The inspiration for the dramatic entry of this Manhattan duplex penthouse, which was designed by Cullman & Kravis in collaboration with architect John Murray, was a photograph Ellie Cullman had clipped many years prior of the staircase from West Wycombe Park, an 18th-century English country estate. Instead of using a carpeted stair runner, the designers embellished the stairs with gilded three-dimensional motifs, or what they refer to as “staircase jewelry.” The foyer features a French 20th-century Louis XVI–style gilt bronze lantern and the painting Bowery Burst, 1970, by Adolf Gottlieb.
Photo by Keith Scott Morton
The foyer establishes the refined tone of this 1920 apartment in San Francisco’s Pacific Heights neighborhood by Nicole Hollis. The space showcases part of the family’s contemporary art collection, specifically Square Word Calligraphy: After Apple Picking, 2003, by Xu Bing.
Photo by Laure Joliet
Flanking the front door of this Hudson, New York, home by MR Architecture + Decor are 18th-century baguette candle sconces that have been electrified. Pierre Chareau–style chairs are positioned in front of the radiators, and hanging on the wall is a green and black Tulu rug.
Photo by Simon Upton
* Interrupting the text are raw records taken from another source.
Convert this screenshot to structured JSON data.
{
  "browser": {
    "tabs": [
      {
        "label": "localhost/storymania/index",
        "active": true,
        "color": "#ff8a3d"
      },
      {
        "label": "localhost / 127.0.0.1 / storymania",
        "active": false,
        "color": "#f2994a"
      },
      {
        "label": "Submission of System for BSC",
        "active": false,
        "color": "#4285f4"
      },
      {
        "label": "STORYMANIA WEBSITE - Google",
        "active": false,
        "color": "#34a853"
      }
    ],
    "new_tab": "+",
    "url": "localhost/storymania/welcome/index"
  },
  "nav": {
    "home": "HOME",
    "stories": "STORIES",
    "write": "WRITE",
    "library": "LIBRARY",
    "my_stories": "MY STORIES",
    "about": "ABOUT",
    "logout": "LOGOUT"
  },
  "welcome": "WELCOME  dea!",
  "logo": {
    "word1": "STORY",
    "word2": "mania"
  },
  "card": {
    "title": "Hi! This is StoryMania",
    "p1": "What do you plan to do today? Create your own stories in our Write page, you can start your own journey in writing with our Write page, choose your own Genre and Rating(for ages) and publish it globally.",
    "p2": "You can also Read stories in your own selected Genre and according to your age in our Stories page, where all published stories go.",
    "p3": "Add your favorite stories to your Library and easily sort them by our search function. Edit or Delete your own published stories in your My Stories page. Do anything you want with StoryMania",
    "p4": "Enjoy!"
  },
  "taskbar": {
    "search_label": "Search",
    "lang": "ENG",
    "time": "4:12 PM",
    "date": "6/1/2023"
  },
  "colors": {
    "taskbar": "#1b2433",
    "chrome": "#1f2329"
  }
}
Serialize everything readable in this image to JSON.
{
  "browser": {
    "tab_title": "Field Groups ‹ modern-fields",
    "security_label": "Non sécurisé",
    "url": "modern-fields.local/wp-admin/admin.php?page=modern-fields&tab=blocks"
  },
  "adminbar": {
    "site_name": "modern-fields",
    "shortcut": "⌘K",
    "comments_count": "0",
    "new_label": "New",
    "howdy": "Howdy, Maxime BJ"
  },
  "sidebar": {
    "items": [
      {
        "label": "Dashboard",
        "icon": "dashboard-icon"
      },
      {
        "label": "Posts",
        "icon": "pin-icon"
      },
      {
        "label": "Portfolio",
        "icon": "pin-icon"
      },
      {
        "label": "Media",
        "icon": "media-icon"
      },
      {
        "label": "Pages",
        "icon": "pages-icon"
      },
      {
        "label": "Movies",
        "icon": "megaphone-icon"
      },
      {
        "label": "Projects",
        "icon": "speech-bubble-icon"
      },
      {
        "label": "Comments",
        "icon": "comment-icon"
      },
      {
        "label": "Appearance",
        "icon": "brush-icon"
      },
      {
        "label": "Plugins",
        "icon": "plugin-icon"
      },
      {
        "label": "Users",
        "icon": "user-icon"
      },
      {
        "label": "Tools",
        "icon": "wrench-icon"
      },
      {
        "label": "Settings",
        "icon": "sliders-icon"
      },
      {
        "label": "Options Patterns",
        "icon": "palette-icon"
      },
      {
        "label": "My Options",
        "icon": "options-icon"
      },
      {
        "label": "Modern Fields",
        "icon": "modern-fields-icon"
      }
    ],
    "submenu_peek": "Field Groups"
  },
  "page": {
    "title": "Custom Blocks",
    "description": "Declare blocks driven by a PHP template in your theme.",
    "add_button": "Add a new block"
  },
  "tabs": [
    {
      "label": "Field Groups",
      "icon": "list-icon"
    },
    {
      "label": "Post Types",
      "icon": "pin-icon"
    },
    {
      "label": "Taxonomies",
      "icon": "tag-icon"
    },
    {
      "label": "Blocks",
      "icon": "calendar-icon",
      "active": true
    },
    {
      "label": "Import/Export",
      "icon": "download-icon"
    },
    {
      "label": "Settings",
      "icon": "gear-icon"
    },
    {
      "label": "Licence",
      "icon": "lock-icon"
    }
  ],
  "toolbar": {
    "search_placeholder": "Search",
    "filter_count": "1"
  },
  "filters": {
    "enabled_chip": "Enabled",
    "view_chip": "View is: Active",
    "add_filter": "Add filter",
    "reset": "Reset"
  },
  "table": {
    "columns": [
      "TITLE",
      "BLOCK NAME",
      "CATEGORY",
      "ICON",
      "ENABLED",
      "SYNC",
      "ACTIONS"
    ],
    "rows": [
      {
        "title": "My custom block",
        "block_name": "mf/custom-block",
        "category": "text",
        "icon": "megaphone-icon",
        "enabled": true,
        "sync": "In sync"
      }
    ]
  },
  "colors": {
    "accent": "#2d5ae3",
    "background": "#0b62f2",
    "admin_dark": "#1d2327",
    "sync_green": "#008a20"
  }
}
A collection of wire insect sculptures by Jonathan Chaillou and glass text “Soon” by Rob Wynne adorn the walls of Brian J. McCarthy’s Hudson Valley weekend home, which he shares with companion and business partner, Daniel Sager.
Photo by Francesco Lagnese
BoydDesign juxtaposed primitivism with modernism in this apartment in San Francisco’s Nob Hill neighborhood, which has linen grasscloth wallcoverings and cork floors. Eames + Girard La Fonda Chairs flank the table, above which hangs Black/White Diptych, 2001, by Michael Boyd.
Photo by Richard Powers
Kemble Interiors, Inc., wanted to keep the foyer of this Palm Beach home light and welcoming. The pineapple-patterned wallpaper suggests warmth and hospitality, and it sets the stage for the British colonial theme throughout the house. The framed botanicals reference the outdoors, and the sisal runner keeps the flavor casual and tropical.
Photo courtesy of Kemble Interiors, Inc.
Designed by Neal Beckstedt Studio, the foyer of this home in New York’s Westchester County features a black St. Laurent stone staircase and cast bronze balustrade.
Photo by Marili Forastieri
John Ike of Ike Kligerman Barkley’s second home is a two-level flat-roofed structure in San Diego, which was built in 1945 by a naval officer. The entryway features a bright red Dutch door and a multicolored glass table from a furniture collection Ike designed with photographer Irene Mamiye.
Photo by William Waldron
This 1930s family home by Burnham Design in Santa Monica, California, is owned by longtime clients with a fearless design sensibility. So Burnham created a layered, eclectic space that includes bold patterned wallpaper and chairs upholstered in leopard print with an ikat pillow.
Photo courtesy of Burnham Design
Photo by Jeff McNamara
The foyer of this Los Angeles home by Nathan Turner has a simple black and white palette, which keeps the focus on the curving gallery wall of family photos and art in mismatched frames.
Photo by Coliena Rentmeester
Robert A.M. Stern Architects designed this shingle-style house in East Quogue, New York, where the neutral foyer includes a bead-board ceiling with exposed beams and a patterned runner on the stairs.